PROBLEM DESCRIPTION: The finished copy should hold every entry exactly as given, and no pictures.

[Opening RECORDS FOR THE EXERCISE section]

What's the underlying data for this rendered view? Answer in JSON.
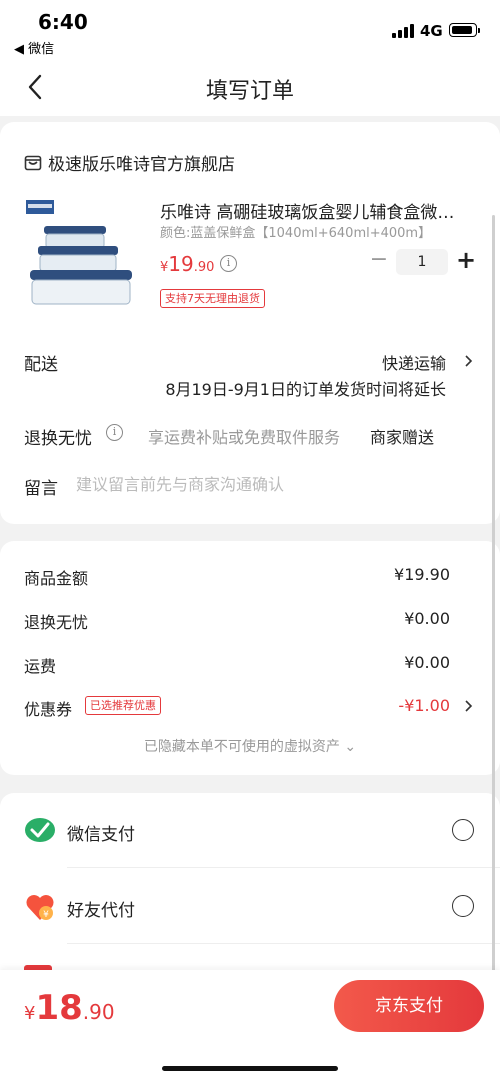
{
  "status_bar": {
    "time": "6:40",
    "back_app": "◀ 微信",
    "network": "4G"
  },
  "nav": {
    "title": "填写订单"
  },
  "store": {
    "name": "极速版乐唯诗官方旗舰店"
  },
  "product": {
    "title": "乐唯诗 高硼硅玻璃饭盒婴儿辅食盒微…",
    "spec": "颜色:蓝盖保鲜盒【1040ml+640ml+400m】",
    "price_symbol": "¥",
    "price_int": "19",
    "price_dec": ".90",
    "quantity": "1",
    "badge": "支持7天无理由退货"
  },
  "delivery": {
    "label": "配送",
    "method": "快递运输",
    "note": "8月19日-9月1日的订单发货时间将延长"
  },
  "service": {
    "label": "退换无忧",
    "desc": "享运费补贴或免费取件服务",
    "value": "商家赠送"
  },
  "message": {
    "label": "留言",
    "placeholder": "建议留言前先与商家沟通确认"
  },
  "summary": {
    "goods_label": "商品金额",
    "goods_value": "¥19.90",
    "service_label": "退换无忧",
    "service_value": "¥0.00",
    "shipping_label": "运费",
    "shipping_value": "¥0.00",
    "coupon_label": "优惠券",
    "coupon_tag": "已选推荐优惠",
    "coupon_value": "-¥1.00",
    "hidden_note": "已隐藏本单不可使用的虚拟资产 ⌄"
  },
  "payment": {
    "options": [
      {
        "label": "微信支付",
        "icon": "wechat-pay-icon",
        "selected": false
      },
      {
        "label": "好友代付",
        "icon": "friend-pay-icon",
        "selected": false
      }
    ]
  },
  "bottom": {
    "total_symbol": "¥",
    "total_int": "18",
    "total_dec": ".90",
    "pay_button": "京东支付"
  },
  "colors": {
    "accent": "#e4393c",
    "wechat_green": "#2aae67",
    "background": "#f2f2f2"
  }
}
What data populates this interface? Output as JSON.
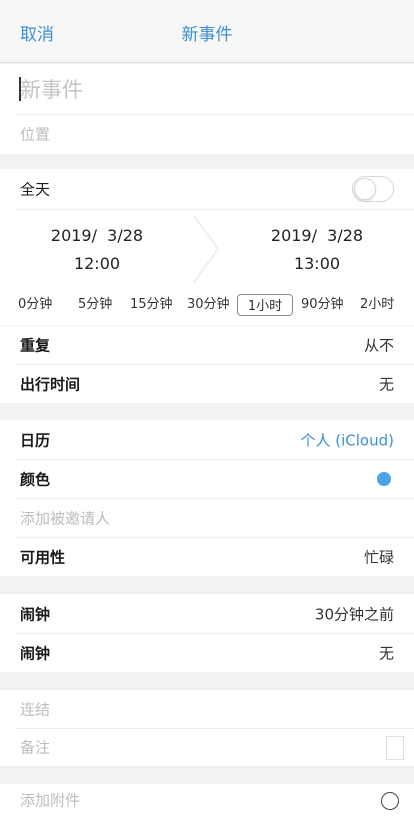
{
  "navbar": {
    "cancel_label": "取消",
    "title": "新事件"
  },
  "event": {
    "title_placeholder": "新事件",
    "location_placeholder": "位置"
  },
  "allday": {
    "label": "全天",
    "enabled": false
  },
  "start": {
    "date": "2019/  3/28",
    "time": "12:00"
  },
  "end": {
    "date": "2019/  3/28",
    "time": "13:00"
  },
  "durations": [
    "0分钟",
    "5分钟",
    "15分钟",
    "30分钟",
    "1小时",
    "90分钟",
    "2小时"
  ],
  "selected_duration": "1小时",
  "repeat": {
    "label": "重复",
    "value": "从不"
  },
  "travel": {
    "label": "出行时间",
    "value": "无"
  },
  "calendar": {
    "label": "日历",
    "value": "个人 (iCloud)"
  },
  "color": {
    "label": "颜色",
    "value_color": "#4aa3e6"
  },
  "invitees": {
    "placeholder": "添加被邀请人"
  },
  "availability": {
    "label": "可用性",
    "value": "忙碌"
  },
  "alarm1": {
    "label": "闹钟",
    "value": "30分钟之前"
  },
  "alarm2": {
    "label": "闹钟",
    "value": "无"
  },
  "url": {
    "placeholder": "连结"
  },
  "notes": {
    "placeholder": "备注"
  },
  "attachment": {
    "placeholder": "添加附件"
  },
  "colors": {
    "accent": "#3a8fd6",
    "dot": "#4aa3e6",
    "background": "#f2f2f2"
  }
}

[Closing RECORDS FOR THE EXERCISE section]

OUTPUT OF THE TASK:
What's the underlying data for this rendered view? Answer in JSON.
{
  "status_bar": {
    "time": "6:40",
    "back_app": "◀ 微信",
    "network": "4G"
  },
  "nav": {
    "title": "填写订单"
  },
  "store": {
    "name": "极速版乐唯诗官方旗舰店"
  },
  "product": {
    "title": "乐唯诗 高硼硅玻璃饭盒婴儿辅食盒微…",
    "spec": "颜色:蓝盖保鲜盒【1040ml+640ml+400m】",
    "price_symbol": "¥",
    "price_int": "19",
    "price_dec": ".90",
    "quantity": "1",
    "badge": "支持7天无理由退货"
  },
  "delivery": {
    "label": "配送",
    "method": "快递运输",
    "note": "8月19日-9月1日的订单发货时间将延长"
  },
  "service": {
    "label": "退换无忧",
    "desc": "享运费补贴或免费取件服务",
    "value": "商家赠送"
  },
  "message": {
    "label": "留言",
    "placeholder": "建议留言前先与商家沟通确认"
  },
  "summary": {
    "goods_label": "商品金额",
    "goods_value": "¥19.90",
    "service_label": "退换无忧",
    "service_value": "¥0.00",
    "shipping_label": "运费",
    "shipping_value": "¥0.00",
    "coupon_label": "优惠券",
    "coupon_tag": "已选推荐优惠",
    "coupon_value": "-¥1.00",
    "hidden_note": "已隐藏本单不可使用的虚拟资产 ⌄"
  },
  "payment": {
    "options": [
      {
        "label": "微信支付",
        "icon": "wechat-pay-icon",
        "selected": false
      },
      {
        "label": "好友代付",
        "icon": "friend-pay-icon",
        "selected": false
      }
    ]
  },
  "bottom": {
    "total_symbol": "¥",
    "total_int": "18",
    "total_dec": ".90",
    "pay_button": "京东支付"
  },
  "colors": {
    "accent": "#e4393c",
    "wechat_green": "#2aae67",
    "background": "#f2f2f2"
  }
}
What data populates this interface? Output as JSON.
{
  "navbar": {
    "cancel_label": "取消",
    "title": "新事件"
  },
  "event": {
    "title_placeholder": "新事件",
    "location_placeholder": "位置"
  },
  "allday": {
    "label": "全天",
    "enabled": false
  },
  "start": {
    "date": "2019/  3/28",
    "time": "12:00"
  },
  "end": {
    "date": "2019/  3/28",
    "time": "13:00"
  },
  "durations": [
    "0分钟",
    "5分钟",
    "15分钟",
    "30分钟",
    "1小时",
    "90分钟",
    "2小时"
  ],
  "selected_duration": "1小时",
  "repeat": {
    "label": "重复",
    "value": "从不"
  },
  "travel": {
    "label": "出行时间",
    "value": "无"
  },
  "calendar": {
    "label": "日历",
    "value": "个人 (iCloud)"
  },
  "color": {
    "label": "颜色",
    "value_color": "#4aa3e6"
  },
  "invitees": {
    "placeholder": "添加被邀请人"
  },
  "availability": {
    "label": "可用性",
    "value": "忙碌"
  },
  "alarm1": {
    "label": "闹钟",
    "value": "30分钟之前"
  },
  "alarm2": {
    "label": "闹钟",
    "value": "无"
  },
  "url": {
    "placeholder": "连结"
  },
  "notes": {
    "placeholder": "备注"
  },
  "attachment": {
    "placeholder": "添加附件"
  },
  "colors": {
    "accent": "#3a8fd6",
    "dot": "#4aa3e6",
    "background": "#f2f2f2"
  }
}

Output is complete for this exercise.